TASK ITEM
Where an image appears in the data, omit it and reproduce the rest exactly.

EXERCISE DATA
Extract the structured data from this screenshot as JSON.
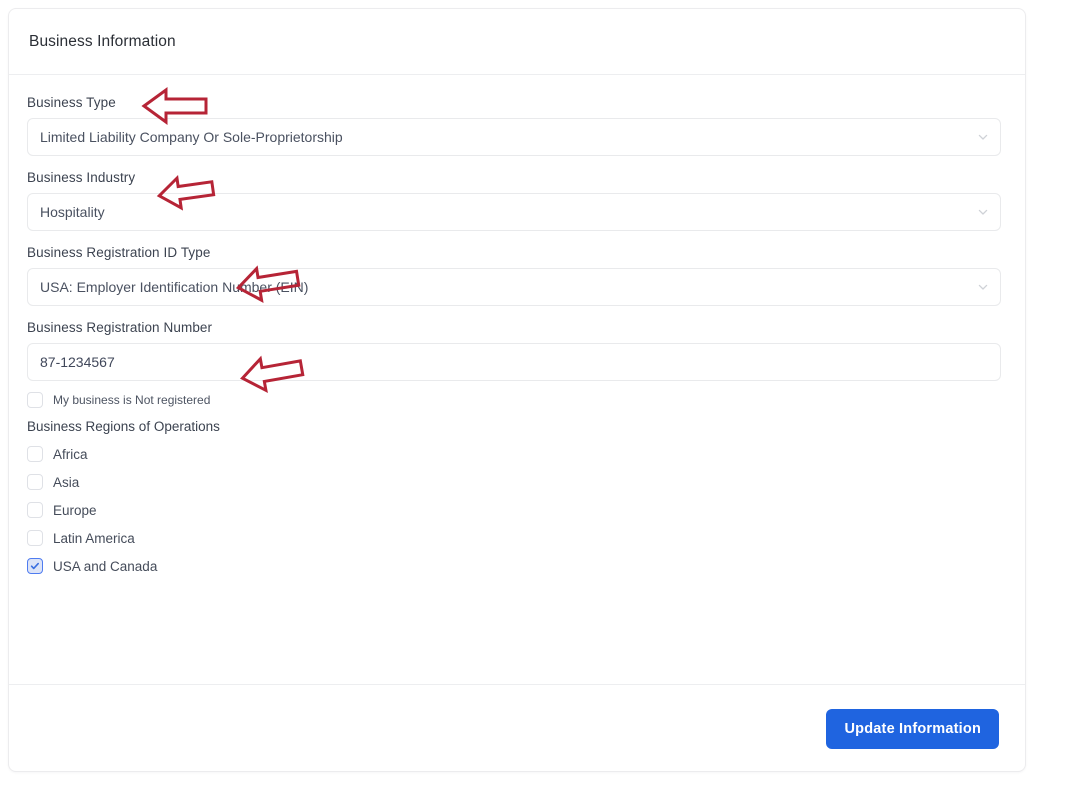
{
  "card": {
    "title": "Business Information"
  },
  "fields": {
    "business_type": {
      "label": "Business Type",
      "value": "Limited Liability Company Or Sole-Proprietorship"
    },
    "business_industry": {
      "label": "Business Industry",
      "value": "Hospitality"
    },
    "registration_id_type": {
      "label": "Business Registration ID Type",
      "value": "USA: Employer Identification Number (EIN)"
    },
    "registration_number": {
      "label": "Business Registration Number",
      "value": "87-1234567"
    }
  },
  "not_registered_checkbox": {
    "label": "My business is Not registered",
    "checked": false
  },
  "regions": {
    "label": "Business Regions of Operations",
    "items": [
      {
        "label": "Africa",
        "checked": false
      },
      {
        "label": "Asia",
        "checked": false
      },
      {
        "label": "Europe",
        "checked": false
      },
      {
        "label": "Latin America",
        "checked": false
      },
      {
        "label": "USA and Canada",
        "checked": true
      }
    ]
  },
  "footer": {
    "submit_label": "Update Information"
  },
  "icons": {
    "chevron": "chevron-down-icon",
    "check": "checkmark-icon",
    "annotation": "left-arrow-annotation"
  },
  "colors": {
    "primary_button": "#1f64e0",
    "annotation_arrow": "#b62436",
    "checkbox_checked_border": "#4f7cf0",
    "checkbox_checked_fill": "#dde4f7",
    "field_border": "#e9eaec"
  },
  "annotations": [
    {
      "name": "arrow-business-type",
      "target": "Business Type"
    },
    {
      "name": "arrow-business-industry",
      "target": "Business Industry"
    },
    {
      "name": "arrow-registration-id-type",
      "target": "Business Registration ID Type"
    },
    {
      "name": "arrow-registration-number",
      "target": "Business Registration Number"
    }
  ]
}
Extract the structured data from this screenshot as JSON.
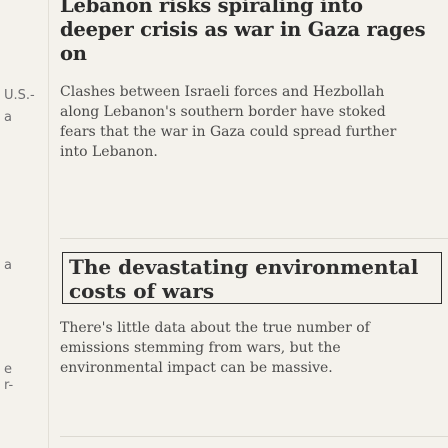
{
  "left_fragments": [
    {
      "text": "U.S.-"
    },
    {
      "text": "a"
    },
    {
      "text": "a"
    },
    {
      "text": "e"
    },
    {
      "text": "r-"
    }
  ],
  "story1": {
    "title": "Lebanon risks spiraling into deeper crisis as war in Gaza rages on",
    "title_lines": [
      "Lebanon risks spiraling into",
      "deeper crisis as war in Gaza rages",
      "on"
    ],
    "summary_lines": [
      "Clashes between Israeli forces and Hezbollah",
      "along Lebanon's southern border have stoked",
      "fears that the war in Gaza could spread further",
      "into Lebanon."
    ]
  },
  "story2": {
    "title_lines": [
      "The devastating environmental",
      "costs of wars"
    ],
    "summary_lines": [
      "There's little data about the true number of",
      "emissions stemming from wars, but the",
      "environmental impact can be massive."
    ]
  }
}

OUTPUT FOR THIS EXERCISE
Extract the structured data from this screenshot as JSON.
{
  "card": {
    "title": "Business Information"
  },
  "fields": {
    "business_type": {
      "label": "Business Type",
      "value": "Limited Liability Company Or Sole-Proprietorship"
    },
    "business_industry": {
      "label": "Business Industry",
      "value": "Hospitality"
    },
    "registration_id_type": {
      "label": "Business Registration ID Type",
      "value": "USA: Employer Identification Number (EIN)"
    },
    "registration_number": {
      "label": "Business Registration Number",
      "value": "87-1234567"
    }
  },
  "not_registered_checkbox": {
    "label": "My business is Not registered",
    "checked": false
  },
  "regions": {
    "label": "Business Regions of Operations",
    "items": [
      {
        "label": "Africa",
        "checked": false
      },
      {
        "label": "Asia",
        "checked": false
      },
      {
        "label": "Europe",
        "checked": false
      },
      {
        "label": "Latin America",
        "checked": false
      },
      {
        "label": "USA and Canada",
        "checked": true
      }
    ]
  },
  "footer": {
    "submit_label": "Update Information"
  },
  "icons": {
    "chevron": "chevron-down-icon",
    "check": "checkmark-icon",
    "annotation": "left-arrow-annotation"
  },
  "colors": {
    "primary_button": "#1f64e0",
    "annotation_arrow": "#b62436",
    "checkbox_checked_border": "#4f7cf0",
    "checkbox_checked_fill": "#dde4f7",
    "field_border": "#e9eaec"
  },
  "annotations": [
    {
      "name": "arrow-business-type",
      "target": "Business Type"
    },
    {
      "name": "arrow-business-industry",
      "target": "Business Industry"
    },
    {
      "name": "arrow-registration-id-type",
      "target": "Business Registration ID Type"
    },
    {
      "name": "arrow-registration-number",
      "target": "Business Registration Number"
    }
  ]
}
Extract the structured data from this screenshot as JSON.
{
  "left_fragments": [
    {
      "text": "U.S.-"
    },
    {
      "text": "a"
    },
    {
      "text": "a"
    },
    {
      "text": "e"
    },
    {
      "text": "r-"
    }
  ],
  "story1": {
    "title": "Lebanon risks spiraling into deeper crisis as war in Gaza rages on",
    "title_lines": [
      "Lebanon risks spiraling into",
      "deeper crisis as war in Gaza rages",
      "on"
    ],
    "summary_lines": [
      "Clashes between Israeli forces and Hezbollah",
      "along Lebanon's southern border have stoked",
      "fears that the war in Gaza could spread further",
      "into Lebanon."
    ]
  },
  "story2": {
    "title_lines": [
      "The devastating environmental",
      "costs of wars"
    ],
    "summary_lines": [
      "There's little data about the true number of",
      "emissions stemming from wars, but the",
      "environmental impact can be massive."
    ]
  }
}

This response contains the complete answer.